I’m treading into the great unknown. Acupuncture. For 25 years (as in “my whole life”) I have heard about acupuncture from second- or third-hand sources. There has always been a mystery surrounding those little needles which once frightened me as a child. And lately, there has been an escalating drum beat in my mind, making me more and more curious. I essentially sat down and weighed the options – go up on all my medicines, or give something new a try while holding all other treatments steady.

“How bad can it be?” was the answer to every skeptic who asked why I was going to try it. And coupled with the fact that I wasn’t going to do something stupid, like stop all of my medicine, I embraced this new project with open arms. Part of the reason I wanted it to work so badly was because I needed it to work. And it’s like they always said: “mind over matter.” And like I always said: “but if you don’t mind, it doesn’t matter.”

I found an ‘energy therapist’ named Richard Chin – who has been practicing Eastern and Western medicine for many decades. He’s a physician and an acupuncturist, so I knew I was in good hands.

What happened next was amazing. I took his book home (“The Energy Within”), began reading it, and started understanding how the Eastern medicine views our bodies. And it fascinated me. For instance, we all have ‘energy within’ – it’s what allows us to take air and water and food and turn it into something which allows us to walk up stairs, stir coffee or life a pencil. And for most of us, how all that works is beyond our ability to understand. Kind of like your remote control. Somehow when you push “0-3”, channel 3 comes up on the TV across the room. To someone from 2,000 years ago that would be pretty creepy, but to us it’s all a matter of fact. The same goes for our bodies. How does it all work? Where does this energy come from and how can I balance it properly?

You have to figure many, many smart people have spent their whole lives, over the course of thousands of years, studying the ‘energy within’. Which is part of what makes Eastern medicine so cool: there has been an awful lot of work put into it. Granted they didn’t have the benefit of Western science, in other words they didn’t do any MRI’s or DEXA scans, but even using that technology today, many of the core principles of Eastern medicine still hold true.

And here’s the bottom line: I’m loving it. I feel better off after I see Dr. Chin than before.
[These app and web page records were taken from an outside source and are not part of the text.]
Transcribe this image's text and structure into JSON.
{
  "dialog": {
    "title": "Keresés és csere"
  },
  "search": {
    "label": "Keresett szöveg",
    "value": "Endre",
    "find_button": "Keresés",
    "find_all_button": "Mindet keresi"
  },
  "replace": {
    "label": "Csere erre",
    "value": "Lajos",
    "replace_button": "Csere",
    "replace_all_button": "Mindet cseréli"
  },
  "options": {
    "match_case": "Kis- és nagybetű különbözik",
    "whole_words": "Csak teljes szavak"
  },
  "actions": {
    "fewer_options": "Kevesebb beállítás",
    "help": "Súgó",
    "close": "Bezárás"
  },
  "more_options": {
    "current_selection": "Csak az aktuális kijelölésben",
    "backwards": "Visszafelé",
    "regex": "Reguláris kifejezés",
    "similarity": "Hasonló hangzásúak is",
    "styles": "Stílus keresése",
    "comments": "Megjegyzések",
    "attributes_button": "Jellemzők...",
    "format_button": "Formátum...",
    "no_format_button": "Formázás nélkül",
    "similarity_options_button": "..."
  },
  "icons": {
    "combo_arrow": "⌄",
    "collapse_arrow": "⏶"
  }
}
I look forward to my next visit. In between visits I read and learn and apply it to my life. So far, so good. Finding good health is like finding a needle in a …